“It’s much better to know early if you have CKD, because there are often interventions that can slow its progression,” says Dr. Dugan W. Maddux, vice president of Kidney Disease Initiatives at FMCNA. “Especially if you have diabetes or high blood pressure, you need to understand your risks, learn to recognize the symptoms of CKD, and get regular screenings.”
While most people with early-stage CKD experience few symptoms, later stages of the disease can be recognized by changes in urination; swelling of the face, hands or feet; feeling unusually tired; nausea and vomiting; headache, dizziness; severe itching; shortness of breath; and loss of appetite.
The two leading causes of CKD in the U.S. are diabetes and high blood pressure, also known as hypertension. Diabetes, a group of diseases that affect how the body uses blood sugar, accounts for about 44 percent of U.S. patients starting treatment for kidney failure each year. Meanwhile, more than 70 million U.S. adults have elevated blood pressure, which can permanently damage their kidneys over time.
African Americans, Hispanic Americans and other ethnic minorities have higher rates of diabetes and high blood pressure, and are up to four times more likely than non-minorities to experience kidney failure. Smokers, senior citizens and overweight individuals also are more prone to developing kidney disease.
Ten tips for those at risk for kidney disease

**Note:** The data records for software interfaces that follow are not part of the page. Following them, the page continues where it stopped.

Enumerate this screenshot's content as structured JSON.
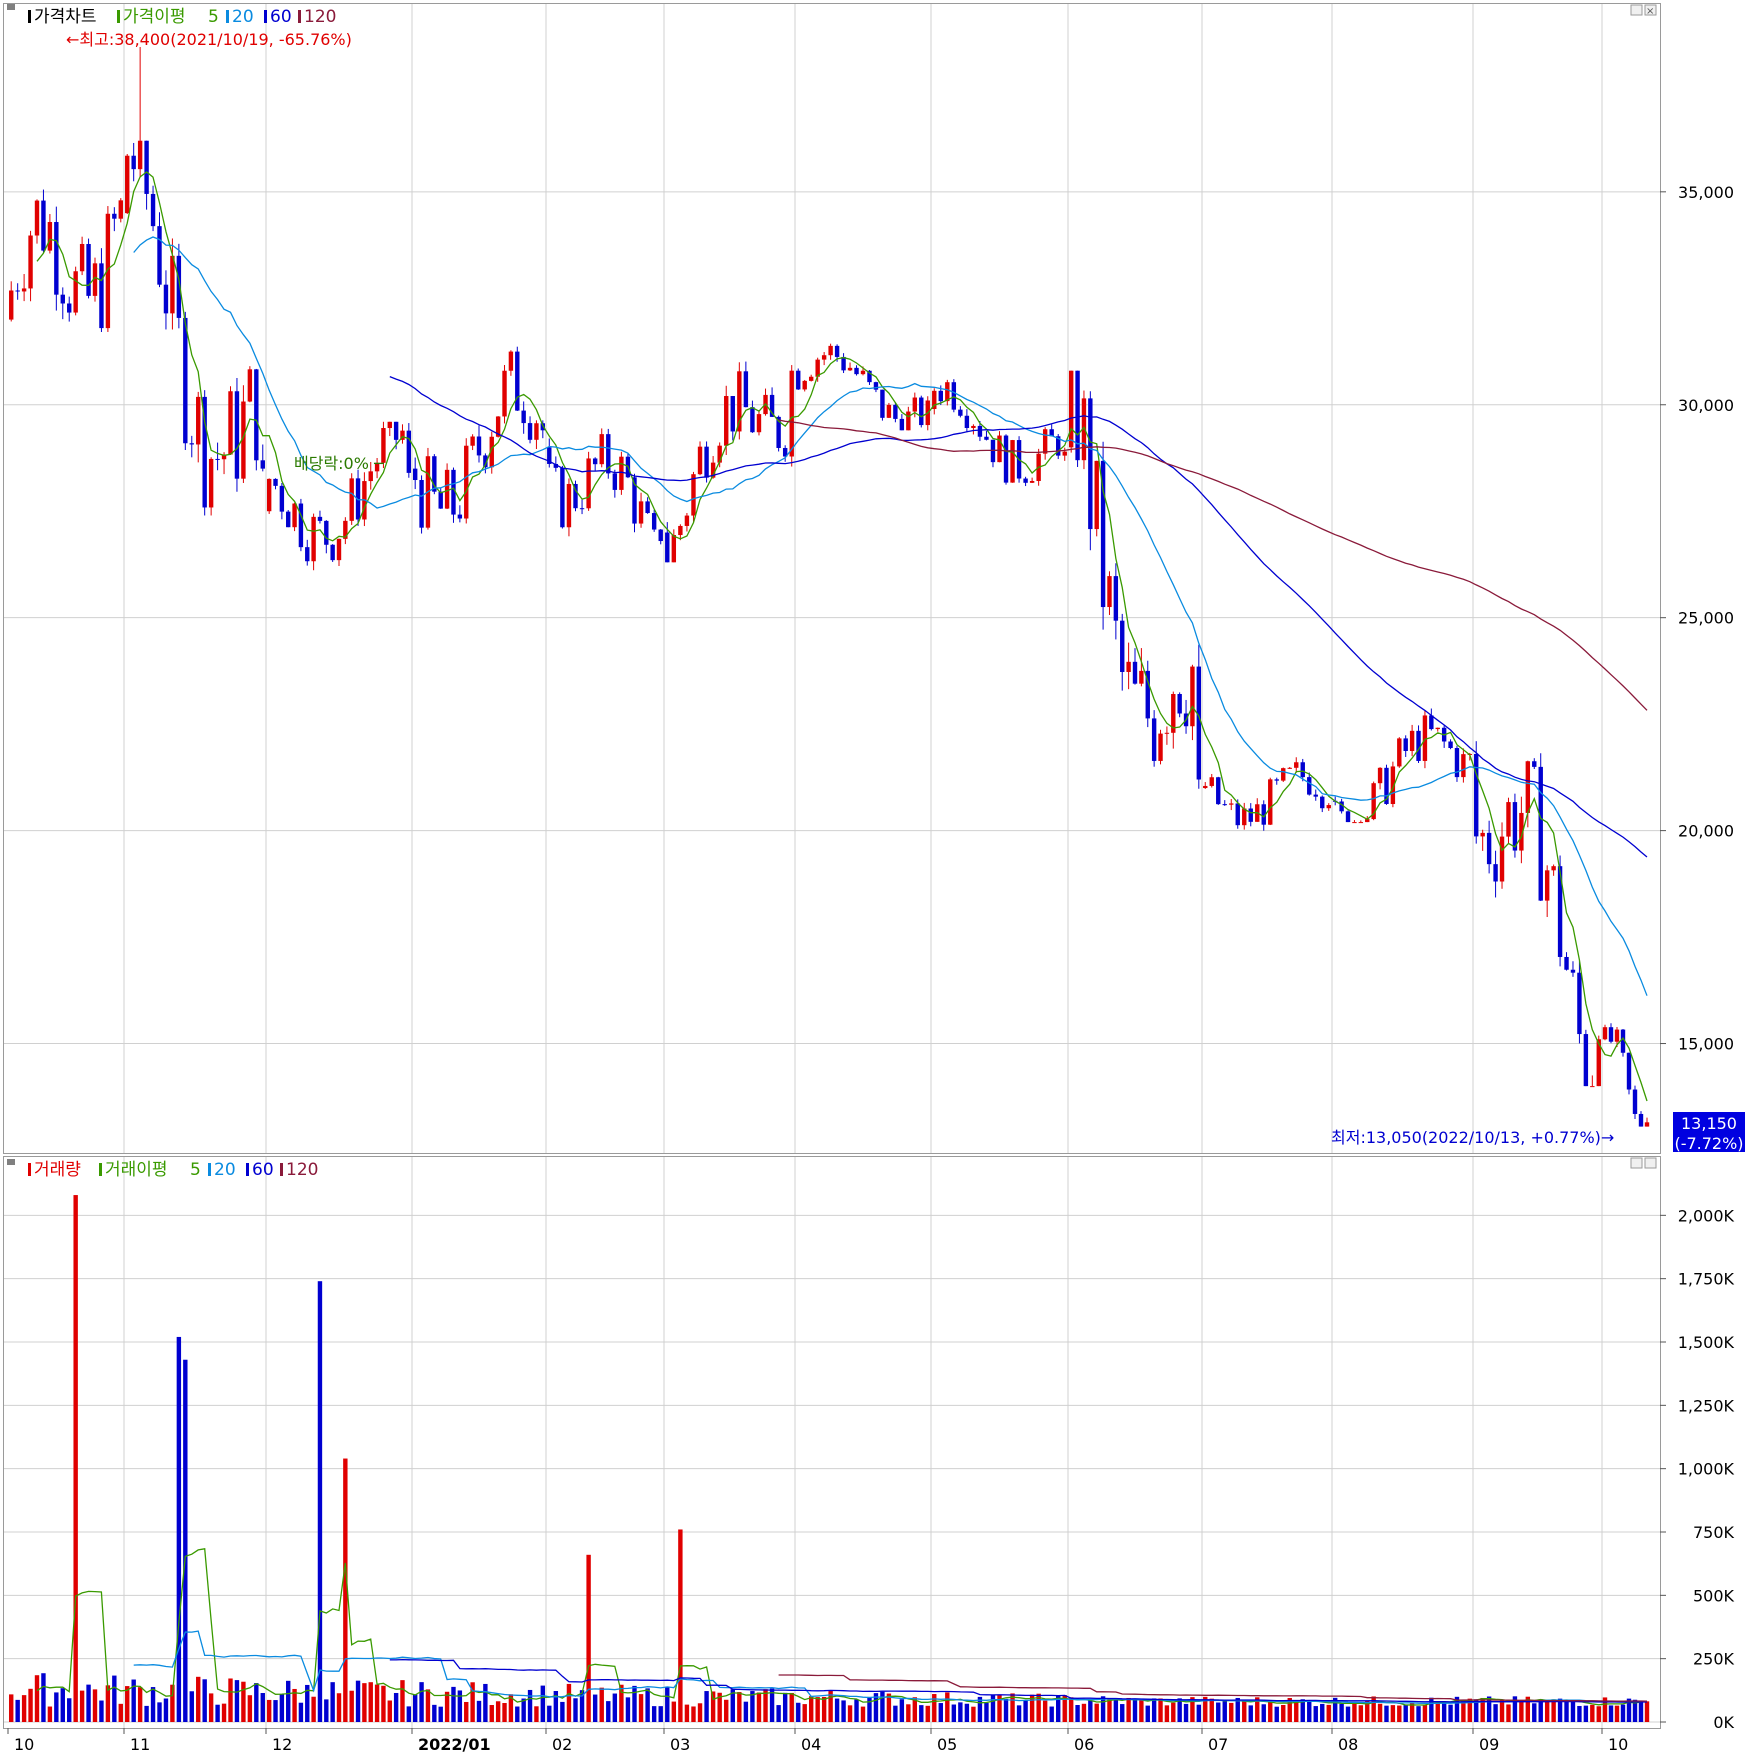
{
  "price_panel": {
    "legend": [
      {
        "label": "가격차트",
        "color": "#000000"
      },
      {
        "label": "가격이평",
        "color": "#3a9a00"
      },
      {
        "label": "5",
        "color": "#3a9a00"
      },
      {
        "label": "20",
        "color": "#0a8be0"
      },
      {
        "label": "60",
        "color": "#0000d0"
      },
      {
        "label": "120",
        "color": "#8a1a3a"
      }
    ],
    "high_annotation": "←최고:38,400(2021/10/19, -65.76%)",
    "low_annotation": "최저:13,050(2022/10/13, +0.77%)→",
    "dividend_annotation": "배당락:0% ─",
    "last_price": "13,150",
    "last_change": "(-7.72%)",
    "y_ticks": [
      "35,000",
      "30,000",
      "25,000",
      "20,000",
      "15,000"
    ]
  },
  "volume_panel": {
    "legend": [
      {
        "label": "거래량",
        "color": "#e00000"
      },
      {
        "label": "거래이평",
        "color": "#3a9a00"
      },
      {
        "label": "5",
        "color": "#3a9a00"
      },
      {
        "label": "20",
        "color": "#0a8be0"
      },
      {
        "label": "60",
        "color": "#0000d0"
      },
      {
        "label": "120",
        "color": "#8a1a3a"
      }
    ],
    "y_ticks": [
      "2,000K",
      "1,750K",
      "1,500K",
      "1,250K",
      "1,000K",
      "750K",
      "500K",
      "250K",
      "0K"
    ]
  },
  "x_axis": {
    "labels": [
      "10",
      "11",
      "12",
      "2022/01",
      "02",
      "03",
      "04",
      "05",
      "06",
      "07",
      "08",
      "09",
      "10"
    ]
  },
  "colors": {
    "up": "#e00000",
    "down": "#0000d0",
    "grid": "#d0d0d0"
  },
  "chart_data": [
    {
      "type": "candlestick",
      "title": "가격차트",
      "x_range": [
        "2021-10",
        "2022-10"
      ],
      "ylim": [
        12500,
        38800
      ],
      "moving_averages": [
        5,
        20,
        60,
        120
      ],
      "monthly_summary": [
        {
          "month": "2021/10",
          "open": 32000,
          "high": 38400,
          "low": 30700,
          "close": 34800
        },
        {
          "month": "2021/11",
          "open": 34500,
          "high": 36200,
          "low": 27400,
          "close": 28500
        },
        {
          "month": "2021/12",
          "open": 27500,
          "high": 29600,
          "low": 25050,
          "close": 28400
        },
        {
          "month": "2022/01",
          "open": 28500,
          "high": 32700,
          "low": 26800,
          "close": 29400
        },
        {
          "month": "2022/02",
          "open": 29000,
          "high": 29800,
          "low": 25400,
          "close": 26800
        },
        {
          "month": "2022/03",
          "open": 27000,
          "high": 31300,
          "low": 26300,
          "close": 30800
        },
        {
          "month": "2022/04",
          "open": 30800,
          "high": 32300,
          "low": 29400,
          "close": 30100
        },
        {
          "month": "2022/05",
          "open": 29900,
          "high": 30700,
          "low": 27500,
          "close": 28900
        },
        {
          "month": "2022/06",
          "open": 29000,
          "high": 30800,
          "low": 20000,
          "close": 21200
        },
        {
          "month": "2022/07",
          "open": 21000,
          "high": 22500,
          "low": 19600,
          "close": 20600
        },
        {
          "month": "2022/08",
          "open": 20700,
          "high": 23700,
          "low": 20200,
          "close": 21800
        },
        {
          "month": "2022/09",
          "open": 21800,
          "high": 22100,
          "low": 14000,
          "close": 15100
        },
        {
          "month": "2022/10",
          "open": 15100,
          "high": 15600,
          "low": 13050,
          "close": 13150
        }
      ],
      "high_point": {
        "date": "2021/10/19",
        "value": 38400
      },
      "low_point": {
        "date": "2022/10/13",
        "value": 13050
      },
      "last": {
        "value": 13150,
        "change_pct": -7.72
      }
    },
    {
      "type": "bar",
      "title": "거래량",
      "unit": "K",
      "ylim": [
        0,
        2100000
      ],
      "moving_averages": [
        5,
        20,
        60,
        120
      ],
      "notable_peaks": [
        {
          "date": "2021/10/19",
          "value": 2080000
        },
        {
          "date": "2021/11/18",
          "value": 1520000
        },
        {
          "date": "2021/11/19",
          "value": 1430000
        },
        {
          "date": "2022/01/03",
          "value": 1740000
        },
        {
          "date": "2022/01/07",
          "value": 1040000
        },
        {
          "date": "2022/04/11",
          "value": 760000
        },
        {
          "date": "2022/03/21",
          "value": 660000
        }
      ]
    }
  ]
}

Some people can avoid moving to the late stages of kidney disease for a long time under a doctor’s care. The following tips may help to detect CKD early and slow the progression of the disease:
* Be tested for CKD yearly if you have risk factors for CKD including diabetes, high blood pressure, cardiovascular disease or a family history of kidney disease.
* Educate yourself about kidney disease, its symptoms and factors that may increase your risk of developing CKD.
* Stop smoking.
* Exercise at least 30 minutes a day.
* Maintain a healthy body weight.
* Take all medications as prescribed.
* Eat a healthy diet, including low-salt, low-cholesterol foods.
* Control your blood pressure and glucose levels, as directed by your doctor.
* If diagnosed with CKD, work with a dietitian, who may suggest further limiting your salt, potassium and phosphorus.
* If you have CKD, actively work with your health care team to manage your disease.
To learn more about CKD and the different treatments available, FMCNA offers Treatment Options Programs (TOPs), which are open to the public at no cost, at locations around the country. For information or to find a nearby program, call toll-free 877-867-7543, or visit www.UltraCare-Dialysis.com/TOPS.